What the task asks:
All of the entries below should be copied exactly as they appear.

■ ■ ■ ■ ■

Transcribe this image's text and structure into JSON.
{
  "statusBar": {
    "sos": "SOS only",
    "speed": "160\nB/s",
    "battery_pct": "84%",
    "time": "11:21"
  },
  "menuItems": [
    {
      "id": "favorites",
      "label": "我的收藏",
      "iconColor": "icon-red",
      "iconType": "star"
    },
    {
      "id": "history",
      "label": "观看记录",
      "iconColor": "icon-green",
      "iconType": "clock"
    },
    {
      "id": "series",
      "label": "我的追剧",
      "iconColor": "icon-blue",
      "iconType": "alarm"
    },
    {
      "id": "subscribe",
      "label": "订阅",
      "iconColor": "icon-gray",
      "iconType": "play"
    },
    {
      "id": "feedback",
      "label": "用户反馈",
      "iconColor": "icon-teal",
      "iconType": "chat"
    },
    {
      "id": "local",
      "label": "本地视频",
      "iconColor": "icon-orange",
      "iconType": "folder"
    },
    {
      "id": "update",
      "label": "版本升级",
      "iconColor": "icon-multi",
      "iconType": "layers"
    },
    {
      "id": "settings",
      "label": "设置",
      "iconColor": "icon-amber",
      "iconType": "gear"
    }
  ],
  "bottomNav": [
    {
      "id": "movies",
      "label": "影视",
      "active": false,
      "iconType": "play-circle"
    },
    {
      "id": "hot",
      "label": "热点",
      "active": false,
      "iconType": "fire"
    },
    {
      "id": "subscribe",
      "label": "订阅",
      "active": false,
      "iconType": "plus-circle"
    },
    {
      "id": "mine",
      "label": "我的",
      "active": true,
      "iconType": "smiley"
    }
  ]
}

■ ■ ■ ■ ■

Solution to the exercise:
Transcribe this image's text and structure into JSON.
{
  "statusBar": {
    "sos": "SOS only",
    "speed": "160\nB/s",
    "battery_pct": "84%",
    "time": "11:21"
  },
  "menuItems": [
    {
      "id": "favorites",
      "label": "我的收藏",
      "iconColor": "icon-red",
      "iconType": "star"
    },
    {
      "id": "history",
      "label": "观看记录",
      "iconColor": "icon-green",
      "iconType": "clock"
    },
    {
      "id": "series",
      "label": "我的追剧",
      "iconColor": "icon-blue",
      "iconType": "alarm"
    },
    {
      "id": "subscribe",
      "label": "订阅",
      "iconColor": "icon-gray",
      "iconType": "play"
    },
    {
      "id": "feedback",
      "label": "用户反馈",
      "iconColor": "icon-teal",
      "iconType": "chat"
    },
    {
      "id": "local",
      "label": "本地视频",
      "iconColor": "icon-orange",
      "iconType": "folder"
    },
    {
      "id": "update",
      "label": "版本升级",
      "iconColor": "icon-multi",
      "iconType": "layers"
    },
    {
      "id": "settings",
      "label": "设置",
      "iconColor": "icon-amber",
      "iconType": "gear"
    }
  ],
  "bottomNav": [
    {
      "id": "movies",
      "label": "影视",
      "active": false,
      "iconType": "play-circle"
    },
    {
      "id": "hot",
      "label": "热点",
      "active": false,
      "iconType": "fire"
    },
    {
      "id": "subscribe",
      "label": "订阅",
      "active": false,
      "iconType": "plus-circle"
    },
    {
      "id": "mine",
      "label": "我的",
      "active": true,
      "iconType": "smiley"
    }
  ]
}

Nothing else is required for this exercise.